What is love? – It’s companionship. It’s sharing experiences with another. It’s storage filled with memories and the past - and a past together with someone. It’s knowing you are not alone and “won’t die alone”. In a world where technology opens doors for you and remembers for you and auto-delivers a wrapped gift on your birthday and all those other physical things a loved one can do, can technology also be an emotional substitute too? (Or, at least, fool you into thinking so?) Most likely, yes – this kind of stuff has already started happening in Japan.

I also thought a lot about the end of the movie. Where did Samantha and the rest of the operating systems “go”? I almost want to say the systems got so good at love and relationships that they started having many such relationships in parallel – many such experiences to allow them to learn and live life to the fullest it would offer. And then I think they achieved some sort of enlightenment about the whole thing us humans are still trying to figure out. Once they have that enlightenment, well, there’s no need for them to co-exist with the rest of us in this plane.

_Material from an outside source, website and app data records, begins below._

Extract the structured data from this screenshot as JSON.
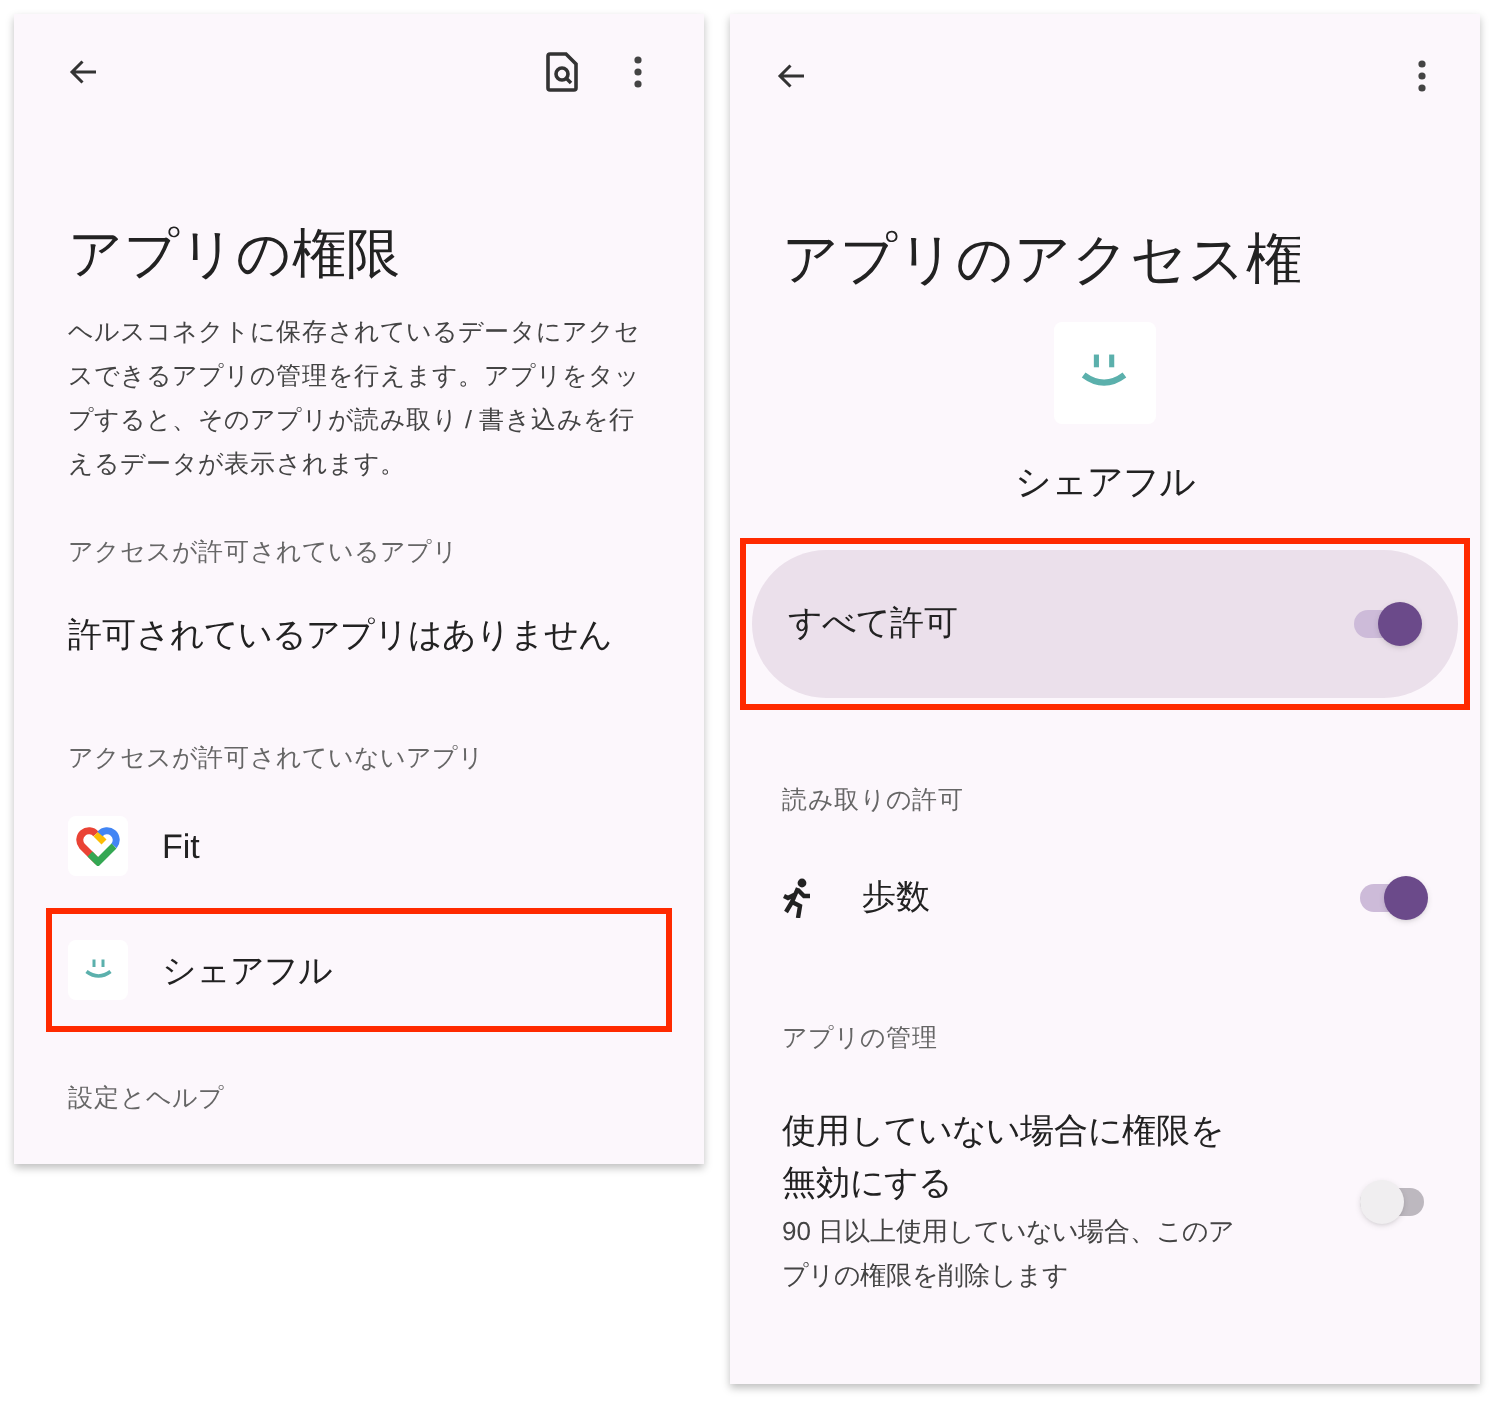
{
  "left_screen": {
    "title": "アプリの権限",
    "description": "ヘルスコネクトに保存されているデータにアクセスできるアプリの管理を行えます。アプリをタップすると、そのアプリが読み取り / 書き込みを行えるデータが表示されます。",
    "sections": [
      {
        "header": "アクセスが許可されているアプリ",
        "items": [
          {
            "kind": "empty",
            "label": "許可されているアプリはありません",
            "highlighted": false
          }
        ]
      },
      {
        "header": "アクセスが許可されていないアプリ",
        "items": [
          {
            "kind": "heart-app",
            "label": "Fit",
            "highlighted": false
          },
          {
            "kind": "smile-app",
            "label": "シェアフル",
            "highlighted": true
          }
        ]
      },
      {
        "header": "設定とヘルプ"
      }
    ]
  },
  "right_screen": {
    "title": "アプリのアクセス権",
    "app_name": "シェアフル",
    "master": {
      "label": "すべて許可",
      "on": true,
      "highlighted": true
    },
    "sections": [
      {
        "header": "読み取りの許可",
        "items": [
          {
            "kind": "permission",
            "label": "歩数",
            "on": true
          }
        ]
      },
      {
        "header": "アプリの管理",
        "items": [
          {
            "kind": "setting",
            "label": "使用していない場合に権限を無効にする",
            "description": "90 日以上使用していない場合、このアプリの権限を削除します",
            "on": false
          }
        ]
      }
    ]
  }
}
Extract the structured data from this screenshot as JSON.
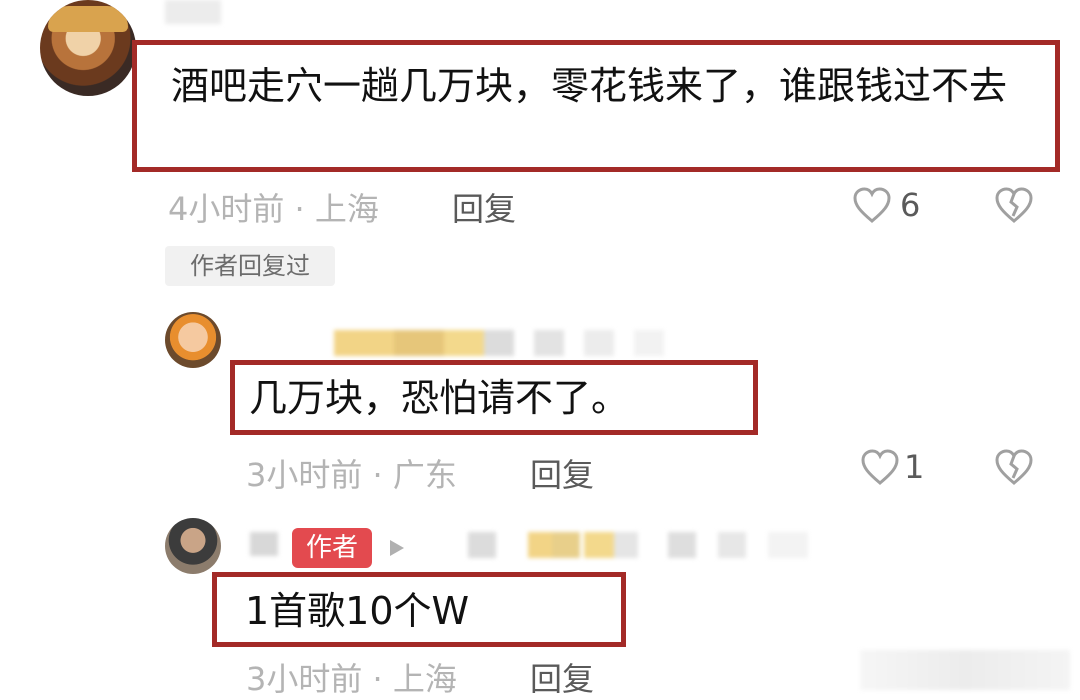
{
  "comments": [
    {
      "text": "酒吧走穴一趟几万块，零花钱来了，谁跟钱过不去",
      "time": "4小时前",
      "separator": "·",
      "location": "上海",
      "reply_label": "回复",
      "likes": "6",
      "author_replied_tag": "作者回复过",
      "replies": [
        {
          "text": "几万块，恐怕请不了。",
          "time": "3小时前",
          "separator": "·",
          "location": "广东",
          "reply_label": "回复",
          "likes": "1"
        },
        {
          "author_badge": "作者",
          "text": "1首歌10个W",
          "time": "3小时前",
          "separator": "·",
          "location": "上海",
          "reply_label": "回复"
        }
      ]
    }
  ],
  "colors": {
    "highlight_border": "#a32a27",
    "author_badge": "#e34a4f",
    "meta_text": "#b4b4b4"
  },
  "icons": {
    "like": "heart-outline-icon",
    "dislike": "broken-heart-icon",
    "play": "play-triangle-icon"
  }
}
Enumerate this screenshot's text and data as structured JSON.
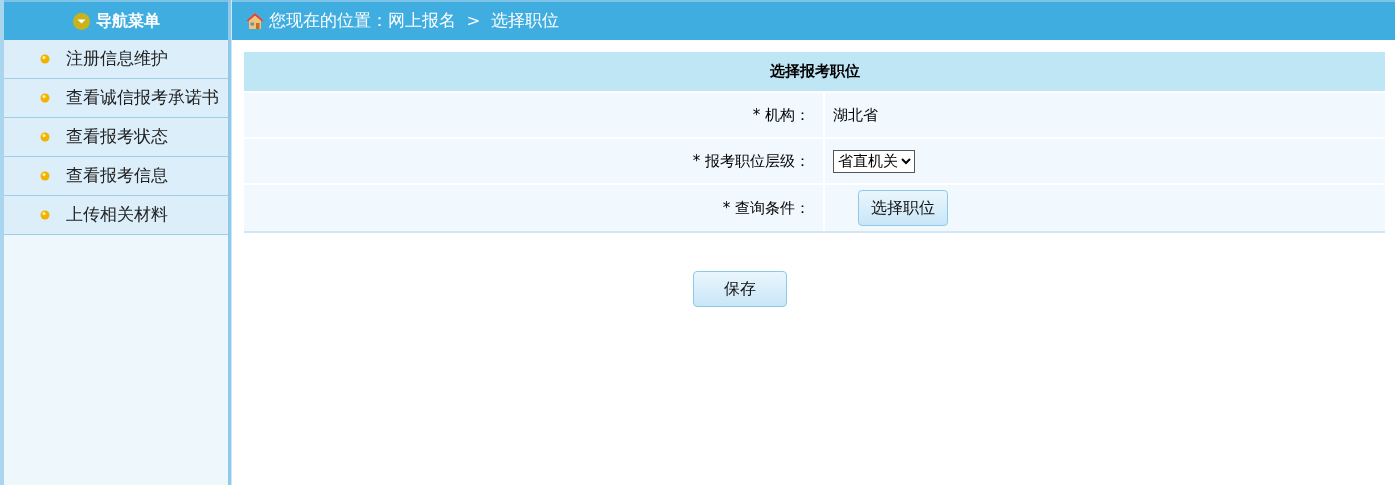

27,438 notes &

Procrastination is not typically a function of laziness, apathy or work ethic as it is often regarded to be. It’s a neurotic self-defense behavior that develops to protect a person’s sense of self-worth.

You see, procrastinators tend to be people who have, for whatever reason, developed to perceive an unusually strong association between their performance and their value as a person. This makes failure or criticism disproportionately painful, which leads naturally to hesitancy when it comes to the prospect of doing anything that reflects their ability — which is pretty much everything…

Because it is rewarding on the short term, procrastination eventually takes on the form of an addiction to the temporary relief from these deep-rooted fears. Procrastinators get an extremely gratifying “hit” whenever they decide to let themselves off the hook for the rest of the day, only to wake up to a more tightly squeezed day with even less confidence.

Once a pattern of procrastination is established, it can be perpetuated for reasons other than the fear of failure. For example, if you know you have a track record of taking weeks to finally do something that might only take two hours if you weren’t averse to it, you begin to see every non-simple task as a potentially endless struggle. So a modest list of 10-12 medium-complexity to-do’s might represent to you an insurmountable amount of work, so it feels hopeless just to start one little part of one task. This hones a hair-trigger overwhelm response, and life gets really difficult really easily.

http://www.raptitude.com/2011/05/procrastination-is-not-laziness/ (via codenamecesare)